The book is well done, readable, comprehensive and has a few gems lurking in the revelations from all the interviews, such as the limited involvement of Andrew Lansley and Paul Burstow in drafting the health section of the Coalition Agreement.
Perhaps the one thing it lacks is surprise, due to the regularity with which both the Constitution Unit (where both authors are based) and other bodies, such as the Institute for Government, have looked at the workings of coalition government since 2010. If you are familiar with those previous articles and pamphlets, then little in this book will surprise. Its real strength is in being an effective summary of the knowledge so far, capturing many of the administrative lessons for future coalitions, such as the need to properly resource the smaller partner(s) so that they can cope with the workload involved in trying to have a view across all government policies.
The style of the book is rather different from many political science studies, for as the authors say in the Preface:

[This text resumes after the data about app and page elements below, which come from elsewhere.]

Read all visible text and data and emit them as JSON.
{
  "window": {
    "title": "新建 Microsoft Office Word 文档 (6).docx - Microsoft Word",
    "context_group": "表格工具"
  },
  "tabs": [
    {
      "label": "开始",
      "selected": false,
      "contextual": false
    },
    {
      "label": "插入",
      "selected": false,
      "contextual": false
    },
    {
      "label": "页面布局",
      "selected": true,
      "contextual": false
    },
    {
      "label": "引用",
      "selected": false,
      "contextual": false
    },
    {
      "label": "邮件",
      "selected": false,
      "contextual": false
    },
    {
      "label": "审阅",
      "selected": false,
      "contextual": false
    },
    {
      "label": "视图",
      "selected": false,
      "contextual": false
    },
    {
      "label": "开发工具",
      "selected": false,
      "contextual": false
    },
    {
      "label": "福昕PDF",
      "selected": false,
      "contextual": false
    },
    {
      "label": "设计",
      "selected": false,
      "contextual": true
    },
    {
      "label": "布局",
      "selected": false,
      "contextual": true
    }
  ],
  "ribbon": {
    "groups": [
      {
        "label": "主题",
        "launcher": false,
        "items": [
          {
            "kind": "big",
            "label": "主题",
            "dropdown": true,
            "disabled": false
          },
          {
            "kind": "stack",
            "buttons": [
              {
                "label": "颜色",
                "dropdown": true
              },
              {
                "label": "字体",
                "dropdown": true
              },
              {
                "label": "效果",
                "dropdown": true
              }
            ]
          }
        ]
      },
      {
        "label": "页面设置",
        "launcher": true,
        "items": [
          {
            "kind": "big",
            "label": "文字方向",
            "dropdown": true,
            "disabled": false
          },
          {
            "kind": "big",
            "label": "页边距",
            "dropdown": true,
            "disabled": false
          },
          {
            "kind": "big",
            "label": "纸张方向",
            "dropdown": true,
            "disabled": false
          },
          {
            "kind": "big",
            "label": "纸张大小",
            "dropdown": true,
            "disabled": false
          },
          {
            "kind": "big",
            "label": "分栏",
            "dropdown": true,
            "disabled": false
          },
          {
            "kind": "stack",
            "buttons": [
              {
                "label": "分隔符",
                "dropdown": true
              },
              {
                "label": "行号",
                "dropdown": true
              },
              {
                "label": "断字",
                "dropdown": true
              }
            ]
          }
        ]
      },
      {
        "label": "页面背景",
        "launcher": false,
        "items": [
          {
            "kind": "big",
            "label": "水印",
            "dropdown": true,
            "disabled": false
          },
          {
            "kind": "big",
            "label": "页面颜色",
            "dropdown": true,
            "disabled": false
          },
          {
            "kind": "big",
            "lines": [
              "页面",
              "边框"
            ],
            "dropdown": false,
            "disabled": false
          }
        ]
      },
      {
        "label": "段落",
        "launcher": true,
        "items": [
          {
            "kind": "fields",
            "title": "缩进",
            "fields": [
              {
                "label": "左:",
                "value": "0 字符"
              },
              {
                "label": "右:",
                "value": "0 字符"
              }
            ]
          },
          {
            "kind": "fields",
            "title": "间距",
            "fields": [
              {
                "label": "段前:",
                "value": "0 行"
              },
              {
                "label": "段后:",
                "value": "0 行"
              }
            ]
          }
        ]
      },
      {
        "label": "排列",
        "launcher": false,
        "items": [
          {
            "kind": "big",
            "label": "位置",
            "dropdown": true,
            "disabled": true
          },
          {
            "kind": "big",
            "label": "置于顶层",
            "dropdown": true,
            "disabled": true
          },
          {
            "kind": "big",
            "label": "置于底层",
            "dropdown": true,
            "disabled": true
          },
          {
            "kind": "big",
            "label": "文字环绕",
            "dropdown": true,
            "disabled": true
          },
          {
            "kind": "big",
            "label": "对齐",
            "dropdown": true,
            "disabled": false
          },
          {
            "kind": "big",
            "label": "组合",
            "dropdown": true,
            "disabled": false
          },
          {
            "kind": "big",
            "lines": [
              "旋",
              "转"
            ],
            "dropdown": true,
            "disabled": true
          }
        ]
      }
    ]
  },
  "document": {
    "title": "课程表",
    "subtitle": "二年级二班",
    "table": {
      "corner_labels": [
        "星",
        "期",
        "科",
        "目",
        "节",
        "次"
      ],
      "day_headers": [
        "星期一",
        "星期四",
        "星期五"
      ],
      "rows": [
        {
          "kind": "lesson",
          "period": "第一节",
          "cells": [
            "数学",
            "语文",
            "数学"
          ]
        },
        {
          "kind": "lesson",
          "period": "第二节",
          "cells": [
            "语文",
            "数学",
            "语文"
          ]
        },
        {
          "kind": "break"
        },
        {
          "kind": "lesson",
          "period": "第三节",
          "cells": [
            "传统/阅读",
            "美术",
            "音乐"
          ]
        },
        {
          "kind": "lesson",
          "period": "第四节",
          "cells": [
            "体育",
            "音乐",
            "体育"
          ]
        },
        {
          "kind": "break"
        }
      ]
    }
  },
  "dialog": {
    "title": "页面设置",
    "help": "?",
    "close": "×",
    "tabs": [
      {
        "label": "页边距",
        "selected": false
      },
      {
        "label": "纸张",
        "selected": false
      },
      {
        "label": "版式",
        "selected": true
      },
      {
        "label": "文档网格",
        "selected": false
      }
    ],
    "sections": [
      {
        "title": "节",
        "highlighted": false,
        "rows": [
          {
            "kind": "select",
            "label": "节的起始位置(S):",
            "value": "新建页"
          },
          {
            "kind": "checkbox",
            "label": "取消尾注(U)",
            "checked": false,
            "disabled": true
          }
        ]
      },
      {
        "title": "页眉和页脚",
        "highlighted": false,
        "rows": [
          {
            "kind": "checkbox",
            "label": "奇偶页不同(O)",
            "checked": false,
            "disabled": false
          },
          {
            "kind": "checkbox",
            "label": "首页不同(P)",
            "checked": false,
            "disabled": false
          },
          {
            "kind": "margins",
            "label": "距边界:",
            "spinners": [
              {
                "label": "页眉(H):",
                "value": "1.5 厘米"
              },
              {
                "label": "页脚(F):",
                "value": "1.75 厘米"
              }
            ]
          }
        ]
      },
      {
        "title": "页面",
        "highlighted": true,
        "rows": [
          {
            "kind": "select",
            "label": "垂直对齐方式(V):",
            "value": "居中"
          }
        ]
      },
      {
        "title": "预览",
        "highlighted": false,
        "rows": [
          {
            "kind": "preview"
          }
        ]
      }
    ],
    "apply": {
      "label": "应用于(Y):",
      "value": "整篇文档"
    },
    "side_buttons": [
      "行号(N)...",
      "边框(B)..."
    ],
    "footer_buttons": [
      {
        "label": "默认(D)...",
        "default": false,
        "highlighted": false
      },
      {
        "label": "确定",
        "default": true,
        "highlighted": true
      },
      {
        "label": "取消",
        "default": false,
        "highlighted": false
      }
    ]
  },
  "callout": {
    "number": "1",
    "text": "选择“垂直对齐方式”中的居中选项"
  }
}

In academic literature generally, there are few studies of how coalition government works in practice. That is in part because of difficulties of access … and in part because of the academic predilection for theoretical modelling, for studying the formation and termination of coalitions, but not their actual operation… An additional problem [is] … the preponderance in political science of quantitative over qualitative work.
Instead, this book is light on theory and numbers and heavy on the fruits of over 140 interviews with those experiencing how coalition works.
A constant theme is the tension between stability – showing that the coalition can work by governing successfully – and distinctiveness between the coalition partners – necessary for political success yet also a potential danger to the coalition’s stability.
Another is the way the practical details of being in government can trip up a coalition’s junior partner. Most obviously, the lost of Short Money and the decision to cut the number of Special Advisors left the Liberal Democrats short of capacity to cope with the workload of government. More subtly, having a Liberal Democrat in charge of a policy area with which the party is closely associated is not necessarily a benefit. The logic of doing this is obvious, but it also means that if coalition compromise means the party cannot fully deliver its manifesto polices in that area then it is also very directly associated with the misses as well as the hits.
Vince Cable’s role at the head of the department which introduced the highly controversial tuition fee changes in part illustrates this. Having Cable as the Secretary of State in charge of the process meant the party secured many changes of detail to the plans; it also meant the plans were very much seen as Liberal Democrat plans rather than as Conservative plans the Liberal Democrats were reluctantly having to accede to thanks to coalition in a way that has worked for the party in some other areas.
For the civil service, however, the book paints a generally happy picture with coalition resulting in less sofa government, more structured decision-making, clearer policy plans and a stronger role for the Cabinet.
All in all, well worth a read for the lessons for the future, especially as not all the lessons are ones for a post-2015 world.